Based on the acclaimed 2000 documentary of the same name by gay filmmakers and World of Wonder (“RuPaul’s Drag Race”) masterminds Fenton Bailey and Randy Barbato, Michael Showalter’s Tammy Faye Bakker biopic “The Eyes of Tammy Faye” (Searchlight Pictures), with a screenplay by gay screenwriter Abe Sylvia, is one of the gayest movies you’ll see in 2021.
This, despite the cast of characters including notorious Christianist homophobes Jerry Falwell Sr. (played with pure vitriol by Vincent D’Onofrio) and Pat Robertson (portrayed by Gabriel Olds).
Known as “the Ken and Barbie of televangelists,” Jim (Andrew Garfield) and the titular Tammy Faye Bakker (Jessica Chastain giving an Oscar-worthy performance) fell from grace following a series of scandals during the late 1980s. Before that, in 1952, we see a young Tammy Faye (Chandler Head) being raised in the rural Minnesota household of her divorced, remarried, and devoutly religious mother Rachel (lesbian actress Cherry Jones), and the impact it had on her.
In 1960, as a student at the North Central Bible College in Minneapolis, Tammy Faye (Chastain) meets charismatic classmate Jim (Garfield) and their whirlwind, but chaste, courtship results in marriage, as well as being kicked out of school (because marriage between students was frowned upon). Tammy Faye’s mother is less than thrilled with both pieces of news, as well as the revelation that they plan to be traveling preachers “like Oral Roberts and his wife.”
Uplifting each other on their journey, the pair experiences divine providence early on when, after having their car repossessed somewhere in Virginia in 1965, they meet a man who works for Pat Robertson.

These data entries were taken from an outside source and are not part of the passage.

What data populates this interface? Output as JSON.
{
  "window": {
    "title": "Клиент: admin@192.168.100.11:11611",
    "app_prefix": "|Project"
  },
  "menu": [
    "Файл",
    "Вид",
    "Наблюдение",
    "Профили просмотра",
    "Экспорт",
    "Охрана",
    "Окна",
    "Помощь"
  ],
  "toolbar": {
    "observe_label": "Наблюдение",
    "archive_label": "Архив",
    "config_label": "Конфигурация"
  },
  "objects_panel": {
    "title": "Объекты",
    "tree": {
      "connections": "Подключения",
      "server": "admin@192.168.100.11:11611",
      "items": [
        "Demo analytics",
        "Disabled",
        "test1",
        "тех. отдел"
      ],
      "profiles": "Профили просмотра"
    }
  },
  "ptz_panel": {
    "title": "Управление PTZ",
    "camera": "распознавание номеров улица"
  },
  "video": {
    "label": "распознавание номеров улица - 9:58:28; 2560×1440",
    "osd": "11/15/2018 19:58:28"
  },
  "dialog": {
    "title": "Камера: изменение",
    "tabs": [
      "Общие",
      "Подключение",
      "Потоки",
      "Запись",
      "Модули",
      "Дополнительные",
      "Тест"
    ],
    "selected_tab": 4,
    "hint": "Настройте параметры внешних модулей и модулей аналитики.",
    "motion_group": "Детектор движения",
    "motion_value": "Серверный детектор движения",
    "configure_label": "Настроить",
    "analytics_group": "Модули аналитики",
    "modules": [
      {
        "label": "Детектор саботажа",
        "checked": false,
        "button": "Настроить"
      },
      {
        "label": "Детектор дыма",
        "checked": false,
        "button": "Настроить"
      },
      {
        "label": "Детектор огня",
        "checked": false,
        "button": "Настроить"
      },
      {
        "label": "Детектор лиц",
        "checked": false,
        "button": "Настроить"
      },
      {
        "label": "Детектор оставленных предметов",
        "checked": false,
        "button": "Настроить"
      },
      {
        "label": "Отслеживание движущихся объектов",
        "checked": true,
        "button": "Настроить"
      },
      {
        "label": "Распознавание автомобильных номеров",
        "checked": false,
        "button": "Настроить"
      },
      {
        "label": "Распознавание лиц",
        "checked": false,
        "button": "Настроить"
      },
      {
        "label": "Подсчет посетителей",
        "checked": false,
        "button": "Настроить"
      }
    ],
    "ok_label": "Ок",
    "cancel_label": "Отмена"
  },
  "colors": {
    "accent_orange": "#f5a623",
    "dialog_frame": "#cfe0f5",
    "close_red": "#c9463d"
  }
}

By 1969, “The Jimmy and Tammy Show” on CBN is one of the religious broadcasting network’s biggest earners. Soon after, Jim’s show, “The 700 Club” elevates their profile. But a 1971 social event at Robertson’s palatial estate, where they cross paths with the hateful Falwell, who is consumed with fighting the liberal, feminist and homosexual agenda, and his disapproval of Tammy Faye’s openness, leads the duo to create the PTL (Praise The Lord!) network.
Even if you weren’t an evangelical, it was hard to avoid the waves being made by the Bakkers who were seemingly unstoppable. In addition to Rachel’s stinging criticism of her daughter and son-in-law, the couple was being rightfully hounded by the secular press. But all the Bakkers had to do was go on the air ask for financial assistance from their followers and they were “blessed” with unlimited cash.

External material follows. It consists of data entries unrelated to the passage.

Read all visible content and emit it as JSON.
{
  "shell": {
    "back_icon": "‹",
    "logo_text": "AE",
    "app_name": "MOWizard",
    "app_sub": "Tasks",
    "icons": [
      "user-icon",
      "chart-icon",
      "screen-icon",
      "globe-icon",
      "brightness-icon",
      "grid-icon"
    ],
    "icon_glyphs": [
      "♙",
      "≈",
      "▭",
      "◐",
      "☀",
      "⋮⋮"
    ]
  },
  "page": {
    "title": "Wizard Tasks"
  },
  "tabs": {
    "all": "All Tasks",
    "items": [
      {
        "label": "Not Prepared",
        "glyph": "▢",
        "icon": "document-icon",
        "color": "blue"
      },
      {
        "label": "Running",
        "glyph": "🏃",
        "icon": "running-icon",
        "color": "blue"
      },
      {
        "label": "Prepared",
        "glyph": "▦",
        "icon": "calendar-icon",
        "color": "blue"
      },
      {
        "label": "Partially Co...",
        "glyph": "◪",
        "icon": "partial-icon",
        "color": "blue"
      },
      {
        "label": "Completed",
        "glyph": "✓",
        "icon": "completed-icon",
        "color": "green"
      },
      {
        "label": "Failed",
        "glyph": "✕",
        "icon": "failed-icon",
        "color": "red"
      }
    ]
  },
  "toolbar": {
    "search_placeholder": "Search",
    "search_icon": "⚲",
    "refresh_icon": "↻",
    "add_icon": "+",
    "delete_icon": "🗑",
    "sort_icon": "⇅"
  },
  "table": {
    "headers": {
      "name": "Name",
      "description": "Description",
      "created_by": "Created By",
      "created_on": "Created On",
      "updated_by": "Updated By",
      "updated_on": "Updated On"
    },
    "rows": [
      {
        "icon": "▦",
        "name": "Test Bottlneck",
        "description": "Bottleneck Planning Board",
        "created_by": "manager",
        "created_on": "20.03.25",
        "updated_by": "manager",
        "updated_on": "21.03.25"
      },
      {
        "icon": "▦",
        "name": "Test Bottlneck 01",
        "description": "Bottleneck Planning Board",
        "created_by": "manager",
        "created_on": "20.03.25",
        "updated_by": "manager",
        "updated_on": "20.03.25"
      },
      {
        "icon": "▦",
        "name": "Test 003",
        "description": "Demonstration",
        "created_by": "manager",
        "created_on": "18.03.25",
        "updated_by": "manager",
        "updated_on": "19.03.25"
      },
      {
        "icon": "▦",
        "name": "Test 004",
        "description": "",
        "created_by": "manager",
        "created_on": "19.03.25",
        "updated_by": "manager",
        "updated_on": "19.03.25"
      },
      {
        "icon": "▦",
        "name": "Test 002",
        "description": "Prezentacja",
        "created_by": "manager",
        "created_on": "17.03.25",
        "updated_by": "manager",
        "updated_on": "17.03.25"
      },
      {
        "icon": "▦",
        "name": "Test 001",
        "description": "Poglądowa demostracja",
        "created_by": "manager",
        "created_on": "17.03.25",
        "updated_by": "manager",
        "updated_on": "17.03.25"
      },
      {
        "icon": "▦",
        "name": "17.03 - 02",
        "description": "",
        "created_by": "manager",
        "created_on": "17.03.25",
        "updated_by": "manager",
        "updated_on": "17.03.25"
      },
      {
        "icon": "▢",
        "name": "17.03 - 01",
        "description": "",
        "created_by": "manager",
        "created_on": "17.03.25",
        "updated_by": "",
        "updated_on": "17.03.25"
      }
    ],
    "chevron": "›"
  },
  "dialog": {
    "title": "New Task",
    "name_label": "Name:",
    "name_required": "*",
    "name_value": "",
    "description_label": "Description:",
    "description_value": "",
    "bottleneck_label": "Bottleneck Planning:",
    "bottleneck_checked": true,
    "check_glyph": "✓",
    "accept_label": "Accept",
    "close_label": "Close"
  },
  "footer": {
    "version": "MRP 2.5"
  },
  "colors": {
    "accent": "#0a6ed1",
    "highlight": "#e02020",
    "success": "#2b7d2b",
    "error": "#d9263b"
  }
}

But all was not right in their world. In spite of all the incoming funds, PTL was running a deficit. Jim, who had a secret history of same-gender attraction, was maintaining a special friendship with assistant Richard Fletcher (Louis Cancelmi). Feeling neglected, a pregnant Tammy Faye began her own fling with music producer Gary (Mark Wystrach). Add to that Tammy Faye’s developing pill addiction, money trouble during the construction of the Heritage USA religious theme park, Jim’s shaming of Tammy Faye on the air, Falwell’s ongoing dislike of the Bakkers, Tammy Faye’s embracement of Steve (Randy Havens), a gay man with AIDS, and derailment was imminent.

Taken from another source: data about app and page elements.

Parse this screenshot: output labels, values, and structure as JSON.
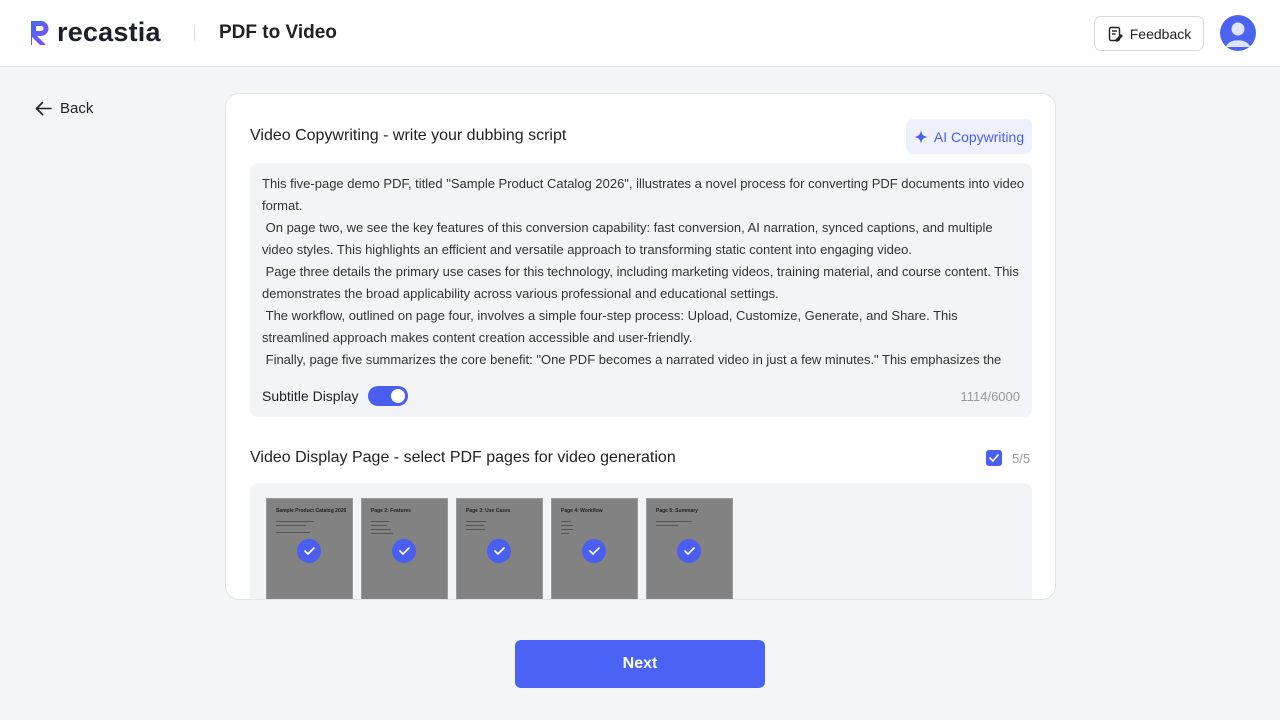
{
  "header": {
    "logo_text": "recastia",
    "page_title": "PDF to Video",
    "feedback_label": "Feedback",
    "avatar_icon": "user-avatar-icon"
  },
  "nav": {
    "back_label": "Back"
  },
  "copywriting": {
    "title": "Video Copywriting - write your dubbing script",
    "ai_button_label": "AI Copywriting",
    "script_text": "This five-page demo PDF, titled \"Sample Product Catalog 2026\", illustrates a novel process for converting PDF documents into video format.\n On page two, we see the key features of this conversion capability: fast conversion, AI narration, synced captions, and multiple video styles. This highlights an efficient and versatile approach to transforming static content into engaging video.\n Page three details the primary use cases for this technology, including marketing videos, training material, and course content. This demonstrates the broad applicability across various professional and educational settings.\n The workflow, outlined on page four, involves a simple four-step process: Upload, Customize, Generate, and Share. This streamlined approach makes content creation accessible and user-friendly.\n Finally, page five summarizes the core benefit: \"One PDF becomes a narrated video in just a few minutes.\" This emphasizes the",
    "subtitle_label": "Subtitle Display",
    "subtitle_enabled": true,
    "char_count": "1114/6000"
  },
  "display_pages": {
    "title": "Video Display Page - select PDF pages for video generation",
    "selected_count": "5/5",
    "all_selected": true,
    "pages": [
      {
        "title": "Sample Product Catalog 2026",
        "selected": true
      },
      {
        "title": "Page 2: Features",
        "selected": true
      },
      {
        "title": "Page 3: Use Cases",
        "selected": true
      },
      {
        "title": "Page 4: Workflow",
        "selected": true
      },
      {
        "title": "Page 5: Summary",
        "selected": true
      }
    ]
  },
  "footer": {
    "next_label": "Next"
  },
  "colors": {
    "accent": "#4a5ef0",
    "next_button": "#4a63f5",
    "card_bg": "#ffffff",
    "page_bg": "#f4f5f7"
  }
}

When all the scandals became public, led off by Jim’s affair with Jessica Hahn, the downfall was swift. Falwell reveled in their demise, taking control of their network and humiliating them every chance he got (mighty Christianist of him!).
All in all, “The Eyes of Tammy Faye” is a portrait of truly unlikeable people. However, for all of her flaws, Tammy Faye maintained some of her integrity, not an easy thing to do in that den of vipers, and her story is one for the ages.
Gregg Shapiro is the author of seven books including the expanded edition of his short story collection How to Whistle (Rattling Good Yarns Press, 2021). An entertainment journalist, whose interviews and reviews run in a variety of regional LGBTQ+ and mainstream publications and websites, Shapiro lives in Fort Lauderdale with his husband Rick and their dog Coco.